▸ TASK DESCRIPTION
Without changing a single character, copy every record below.

+++++

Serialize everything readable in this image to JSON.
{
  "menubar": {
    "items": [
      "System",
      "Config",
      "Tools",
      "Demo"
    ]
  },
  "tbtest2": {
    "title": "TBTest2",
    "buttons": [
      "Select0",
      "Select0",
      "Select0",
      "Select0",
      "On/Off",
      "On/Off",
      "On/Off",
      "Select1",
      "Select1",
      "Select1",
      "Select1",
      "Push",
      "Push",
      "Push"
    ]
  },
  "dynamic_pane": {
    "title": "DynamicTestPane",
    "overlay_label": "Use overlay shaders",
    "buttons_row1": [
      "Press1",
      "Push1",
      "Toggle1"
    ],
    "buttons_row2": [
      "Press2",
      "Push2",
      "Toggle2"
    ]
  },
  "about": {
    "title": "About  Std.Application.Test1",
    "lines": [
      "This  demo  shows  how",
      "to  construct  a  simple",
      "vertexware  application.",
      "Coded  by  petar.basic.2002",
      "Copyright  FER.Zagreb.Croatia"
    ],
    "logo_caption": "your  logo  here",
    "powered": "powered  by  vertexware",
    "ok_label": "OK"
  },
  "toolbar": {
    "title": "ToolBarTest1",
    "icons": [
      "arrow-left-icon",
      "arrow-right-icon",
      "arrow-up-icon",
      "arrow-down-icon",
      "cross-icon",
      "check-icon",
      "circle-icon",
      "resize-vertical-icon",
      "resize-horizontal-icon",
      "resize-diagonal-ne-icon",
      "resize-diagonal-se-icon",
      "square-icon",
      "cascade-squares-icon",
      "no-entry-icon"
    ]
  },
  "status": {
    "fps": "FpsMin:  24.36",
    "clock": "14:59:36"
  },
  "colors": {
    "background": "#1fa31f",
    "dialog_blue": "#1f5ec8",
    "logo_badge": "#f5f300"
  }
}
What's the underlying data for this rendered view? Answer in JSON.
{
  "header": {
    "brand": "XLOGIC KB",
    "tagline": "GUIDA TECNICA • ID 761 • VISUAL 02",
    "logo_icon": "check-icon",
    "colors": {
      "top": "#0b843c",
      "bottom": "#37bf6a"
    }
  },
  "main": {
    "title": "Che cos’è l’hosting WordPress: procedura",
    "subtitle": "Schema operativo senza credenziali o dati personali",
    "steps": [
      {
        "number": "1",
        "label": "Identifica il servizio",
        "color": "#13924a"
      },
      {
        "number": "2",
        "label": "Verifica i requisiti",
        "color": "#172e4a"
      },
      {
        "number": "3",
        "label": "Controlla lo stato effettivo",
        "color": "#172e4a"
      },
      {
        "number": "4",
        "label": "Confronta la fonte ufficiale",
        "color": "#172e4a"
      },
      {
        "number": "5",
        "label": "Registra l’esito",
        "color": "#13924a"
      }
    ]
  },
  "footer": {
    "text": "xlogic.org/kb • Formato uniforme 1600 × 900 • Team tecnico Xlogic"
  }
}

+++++

▸ TASK ANSWER
Serialize everything readable in this image to JSON.
{
  "menubar": {
    "items": [
      "System",
      "Config",
      "Tools",
      "Demo"
    ]
  },
  "tbtest2": {
    "title": "TBTest2",
    "buttons": [
      "Select0",
      "Select0",
      "Select0",
      "Select0",
      "On/Off",
      "On/Off",
      "On/Off",
      "Select1",
      "Select1",
      "Select1",
      "Select1",
      "Push",
      "Push",
      "Push"
    ]
  },
  "dynamic_pane": {
    "title": "DynamicTestPane",
    "overlay_label": "Use overlay shaders",
    "buttons_row1": [
      "Press1",
      "Push1",
      "Toggle1"
    ],
    "buttons_row2": [
      "Press2",
      "Push2",
      "Toggle2"
    ]
  },
  "about": {
    "title": "About  Std.Application.Test1",
    "lines": [
      "This  demo  shows  how",
      "to  construct  a  simple",
      "vertexware  application.",
      "Coded  by  petar.basic.2002",
      "Copyright  FER.Zagreb.Croatia"
    ],
    "logo_caption": "your  logo  here",
    "powered": "powered  by  vertexware",
    "ok_label": "OK"
  },
  "toolbar": {
    "title": "ToolBarTest1",
    "icons": [
      "arrow-left-icon",
      "arrow-right-icon",
      "arrow-up-icon",
      "arrow-down-icon",
      "cross-icon",
      "check-icon",
      "circle-icon",
      "resize-vertical-icon",
      "resize-horizontal-icon",
      "resize-diagonal-ne-icon",
      "resize-diagonal-se-icon",
      "square-icon",
      "cascade-squares-icon",
      "no-entry-icon"
    ]
  },
  "status": {
    "fps": "FpsMin:  24.36",
    "clock": "14:59:36"
  },
  "colors": {
    "background": "#1fa31f",
    "dialog_blue": "#1f5ec8",
    "logo_badge": "#f5f300"
  }
}
What's the underlying data for this rendered view? Answer in JSON.
{
  "header": {
    "brand": "XLOGIC KB",
    "tagline": "GUIDA TECNICA • ID 761 • VISUAL 02",
    "logo_icon": "check-icon",
    "colors": {
      "top": "#0b843c",
      "bottom": "#37bf6a"
    }
  },
  "main": {
    "title": "Che cos’è l’hosting WordPress: procedura",
    "subtitle": "Schema operativo senza credenziali o dati personali",
    "steps": [
      {
        "number": "1",
        "label": "Identifica il servizio",
        "color": "#13924a"
      },
      {
        "number": "2",
        "label": "Verifica i requisiti",
        "color": "#172e4a"
      },
      {
        "number": "3",
        "label": "Controlla lo stato effettivo",
        "color": "#172e4a"
      },
      {
        "number": "4",
        "label": "Confronta la fonte ufficiale",
        "color": "#172e4a"
      },
      {
        "number": "5",
        "label": "Registra l’esito",
        "color": "#13924a"
      }
    ]
  },
  "footer": {
    "text": "xlogic.org/kb • Formato uniforme 1600 × 900 • Team tecnico Xlogic"
  }
}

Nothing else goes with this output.